A ground-breaking approach to science education has made startling gains among inner-city students, traditionally one of the lowest-performing groups.
The program was launched by a high school chemistry teacher who made a startling discovery. “We found that our assumptions about our students were entirely incorrect. Rather than being unmotivated and uninterested, our students were actually very interested in chemistry! We found that many were doing research projects after school. Some had even built pharmaceutical laboratories in their homes. Our excitement was considerable to have such talented and motivated students.”
Looking for ways to tap into this large, self-motivated student body, the staff designed a curriculum using real-life examples that were familiar to the students. “Back when our curriculum examples used fuel and oxygen, our students struggled to understand the concept of limiting reagents. Now, with our examples of cough syrup and other common home-laboratory items, student interest has skyrocketed. Classroom attendance has doubled. Performance on standardized tests is among the best in the state – and that is a distinction that few inner-city educational systems can claim.”

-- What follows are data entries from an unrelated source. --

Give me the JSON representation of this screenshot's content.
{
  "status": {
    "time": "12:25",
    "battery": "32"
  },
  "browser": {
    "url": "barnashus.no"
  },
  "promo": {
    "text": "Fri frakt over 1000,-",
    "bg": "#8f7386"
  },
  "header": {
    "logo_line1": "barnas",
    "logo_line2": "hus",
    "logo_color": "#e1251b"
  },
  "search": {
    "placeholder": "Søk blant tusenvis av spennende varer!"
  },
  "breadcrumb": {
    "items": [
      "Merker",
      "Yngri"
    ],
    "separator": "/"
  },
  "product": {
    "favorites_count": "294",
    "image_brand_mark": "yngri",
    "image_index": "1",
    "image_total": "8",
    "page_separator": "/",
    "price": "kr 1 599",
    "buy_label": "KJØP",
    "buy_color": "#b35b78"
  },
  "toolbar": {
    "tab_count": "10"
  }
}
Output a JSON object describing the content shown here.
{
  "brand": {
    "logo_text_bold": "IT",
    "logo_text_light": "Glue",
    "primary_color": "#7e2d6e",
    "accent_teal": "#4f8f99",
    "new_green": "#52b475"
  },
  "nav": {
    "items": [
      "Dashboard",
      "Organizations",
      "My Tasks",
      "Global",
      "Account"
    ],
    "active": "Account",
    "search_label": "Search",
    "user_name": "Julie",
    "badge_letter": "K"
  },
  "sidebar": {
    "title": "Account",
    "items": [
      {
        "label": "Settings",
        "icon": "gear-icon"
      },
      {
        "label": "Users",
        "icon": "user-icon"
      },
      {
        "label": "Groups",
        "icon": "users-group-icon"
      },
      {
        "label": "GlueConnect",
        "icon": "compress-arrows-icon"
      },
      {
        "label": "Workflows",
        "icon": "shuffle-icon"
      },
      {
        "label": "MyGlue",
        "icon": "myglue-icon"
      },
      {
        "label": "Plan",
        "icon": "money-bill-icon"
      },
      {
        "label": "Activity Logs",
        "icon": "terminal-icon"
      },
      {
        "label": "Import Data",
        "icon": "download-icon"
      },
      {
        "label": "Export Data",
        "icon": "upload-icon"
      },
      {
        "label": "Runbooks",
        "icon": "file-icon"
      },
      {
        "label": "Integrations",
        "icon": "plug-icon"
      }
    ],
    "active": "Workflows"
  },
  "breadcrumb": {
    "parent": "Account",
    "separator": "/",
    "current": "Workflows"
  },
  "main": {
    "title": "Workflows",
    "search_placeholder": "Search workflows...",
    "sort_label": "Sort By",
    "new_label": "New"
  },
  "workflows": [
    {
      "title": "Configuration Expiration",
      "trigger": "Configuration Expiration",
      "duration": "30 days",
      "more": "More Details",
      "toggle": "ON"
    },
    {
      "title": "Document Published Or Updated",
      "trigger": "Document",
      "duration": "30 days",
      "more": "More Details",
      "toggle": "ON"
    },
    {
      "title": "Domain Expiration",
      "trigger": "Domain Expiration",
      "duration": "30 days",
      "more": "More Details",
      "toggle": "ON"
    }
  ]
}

Another staff member added, “Quite a few of our students do advanced independent research. They have discovered on their own what we have long been trying to teach: that the scientific fields are very profitable and make a commendable career choice.” When asked about the potential for this program, he mentioned that the economics teacher and government teacher had also seen potential for increasing student interest by tapping into popular urban extra-curricular activities for real-life examples. "It's all about making education applicable."
The innovative program is being considered for several awards and for state funding and has been developed by the district as Advanced Pharmaceutical Research 1 (APR-1).